Omission of secure sending of money
To prevent fraud and other unlawful conduct, PayPal implemented, among other measures, a mechanism that is activated if one or more of the following conditions are detected:
- A new device is detected
- Detected attempts to send payments from a different location or IP address
- Changes in users’ regular transfer and payment pattern are detected
- The account is newly created
If these conditions are met, PayPal throws some error messages to users such as:
- “You will need to link a new payment method to send the money”
- “Your payment was denied, try again later”
During the investigation it was discovered that this send blocking mechanism is vulnerable to brute force attacks, so an attacker with access to PayPal credentials can access the compromised accounts.
Full name change
A default feature in PayPal states that users can only change one or two characters of their name at a time; after doing so, this option disappears. Cybersecurity specialists created a test account to demonstrate the presence of a flaw that allows full name modification at any time.
XSS Vulnerability in SmartChat

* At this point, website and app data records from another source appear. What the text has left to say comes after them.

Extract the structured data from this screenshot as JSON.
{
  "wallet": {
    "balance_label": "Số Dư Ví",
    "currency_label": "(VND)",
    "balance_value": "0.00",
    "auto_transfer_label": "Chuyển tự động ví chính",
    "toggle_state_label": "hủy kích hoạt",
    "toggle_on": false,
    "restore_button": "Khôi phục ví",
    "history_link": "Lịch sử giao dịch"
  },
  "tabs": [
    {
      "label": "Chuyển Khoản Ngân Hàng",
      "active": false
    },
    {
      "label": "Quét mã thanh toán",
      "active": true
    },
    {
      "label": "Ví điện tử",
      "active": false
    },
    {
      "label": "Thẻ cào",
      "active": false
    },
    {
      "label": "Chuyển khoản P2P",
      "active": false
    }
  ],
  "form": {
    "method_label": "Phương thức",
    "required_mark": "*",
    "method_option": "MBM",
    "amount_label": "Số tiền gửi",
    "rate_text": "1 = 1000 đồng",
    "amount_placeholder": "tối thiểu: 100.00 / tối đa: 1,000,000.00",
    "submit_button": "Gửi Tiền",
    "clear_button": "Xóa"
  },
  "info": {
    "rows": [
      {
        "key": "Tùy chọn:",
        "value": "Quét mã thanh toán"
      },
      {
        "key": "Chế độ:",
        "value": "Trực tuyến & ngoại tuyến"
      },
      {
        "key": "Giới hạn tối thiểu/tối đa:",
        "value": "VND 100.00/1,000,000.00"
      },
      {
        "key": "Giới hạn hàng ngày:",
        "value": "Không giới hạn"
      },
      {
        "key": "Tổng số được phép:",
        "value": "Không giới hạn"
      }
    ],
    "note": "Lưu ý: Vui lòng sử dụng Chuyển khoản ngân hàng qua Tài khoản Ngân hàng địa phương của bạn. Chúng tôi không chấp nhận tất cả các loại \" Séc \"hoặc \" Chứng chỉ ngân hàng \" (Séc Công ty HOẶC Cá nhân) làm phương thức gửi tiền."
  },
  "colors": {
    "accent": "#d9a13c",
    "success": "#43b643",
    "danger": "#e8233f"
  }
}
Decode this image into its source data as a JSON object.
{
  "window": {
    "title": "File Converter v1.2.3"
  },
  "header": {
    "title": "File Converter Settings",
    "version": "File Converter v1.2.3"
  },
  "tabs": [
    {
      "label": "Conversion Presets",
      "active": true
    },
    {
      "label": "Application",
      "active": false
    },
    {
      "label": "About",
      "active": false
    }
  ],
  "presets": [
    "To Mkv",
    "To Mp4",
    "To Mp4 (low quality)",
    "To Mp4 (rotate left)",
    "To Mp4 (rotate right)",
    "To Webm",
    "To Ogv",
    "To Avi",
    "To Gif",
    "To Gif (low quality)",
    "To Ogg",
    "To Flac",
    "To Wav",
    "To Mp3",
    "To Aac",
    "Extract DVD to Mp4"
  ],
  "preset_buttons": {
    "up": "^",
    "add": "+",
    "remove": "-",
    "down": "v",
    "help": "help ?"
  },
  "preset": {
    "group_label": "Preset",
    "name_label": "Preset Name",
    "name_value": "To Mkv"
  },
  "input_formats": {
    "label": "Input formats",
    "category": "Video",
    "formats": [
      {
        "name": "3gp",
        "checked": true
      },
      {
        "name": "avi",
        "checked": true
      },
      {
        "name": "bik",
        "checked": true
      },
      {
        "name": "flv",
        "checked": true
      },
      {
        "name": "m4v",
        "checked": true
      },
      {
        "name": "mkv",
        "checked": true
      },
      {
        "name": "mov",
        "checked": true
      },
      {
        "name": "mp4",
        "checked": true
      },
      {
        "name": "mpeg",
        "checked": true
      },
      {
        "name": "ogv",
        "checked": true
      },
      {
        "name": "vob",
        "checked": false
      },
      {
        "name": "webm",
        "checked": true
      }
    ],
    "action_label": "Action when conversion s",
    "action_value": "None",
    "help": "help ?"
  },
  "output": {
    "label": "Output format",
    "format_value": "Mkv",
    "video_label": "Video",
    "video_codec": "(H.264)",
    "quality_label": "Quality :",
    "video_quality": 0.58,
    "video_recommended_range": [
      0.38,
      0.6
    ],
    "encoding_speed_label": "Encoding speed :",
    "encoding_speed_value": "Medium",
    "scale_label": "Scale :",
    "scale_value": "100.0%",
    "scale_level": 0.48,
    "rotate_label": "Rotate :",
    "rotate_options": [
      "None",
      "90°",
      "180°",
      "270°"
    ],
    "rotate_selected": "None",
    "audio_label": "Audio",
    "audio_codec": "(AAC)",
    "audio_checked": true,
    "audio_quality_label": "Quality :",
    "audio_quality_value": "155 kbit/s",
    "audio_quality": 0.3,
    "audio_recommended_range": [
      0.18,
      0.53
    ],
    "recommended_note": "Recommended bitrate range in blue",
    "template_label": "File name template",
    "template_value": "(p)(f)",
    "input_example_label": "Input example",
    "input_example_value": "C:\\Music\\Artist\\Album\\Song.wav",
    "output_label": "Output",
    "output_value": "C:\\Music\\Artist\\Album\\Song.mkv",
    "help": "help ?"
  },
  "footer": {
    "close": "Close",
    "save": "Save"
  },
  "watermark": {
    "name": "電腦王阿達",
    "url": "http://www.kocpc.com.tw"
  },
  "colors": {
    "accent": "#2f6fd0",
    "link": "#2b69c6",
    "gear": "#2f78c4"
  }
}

SmartChat is a self-help chat on PayPal that allows users to access the most frequent questions and answers. Cybersecurity specialists found that this implementation lacks validation that verifies the text that users enter. Using a Man-in-The-Middle (MiTM) attack, the researchers were able to capture traffic directed at PayPal’s servers and add a malicious payload to them.
XSS vulnerability in security questions
This is a similar flaw to the above and exists because PayPal does not debug its Security Questions entry. The fault is exploitable using the same method described in the previous paragraph. Below is a screenshot that includes the test code injected into the target account, resulting in a clickable link:
A threat actor can inject scripts into other people’s accounts to extract sensitive data.
According to the International Institute of Cyber Security (IICS), reported flaws have not been corrected, so millions of PayPal users remain exposed to their exploitation. Like many other technology firms, PayPal has a vulnerability bounty program, operated through the HackerOne platform. Although this is one of the best-known disclosure platforms, cybersecurity specialists believe that HackerOne’s current reporting model somewhat hinders the work of ethical hackers and even encourages illicit practices such as the sale of exploits on the hacking black market.
He is a well-known expert in mobile security and malware analysis. He studied Computer Science at NYU and started working as a cyber security analyst in 2003. He is actively working as an anti-malware expert. He also worked for security companies like Kaspersky Lab. His everyday job includes researching about new malware and cyber security incidents. Also he has deep level of knowledge in mobile security and mobile vulnerabilities.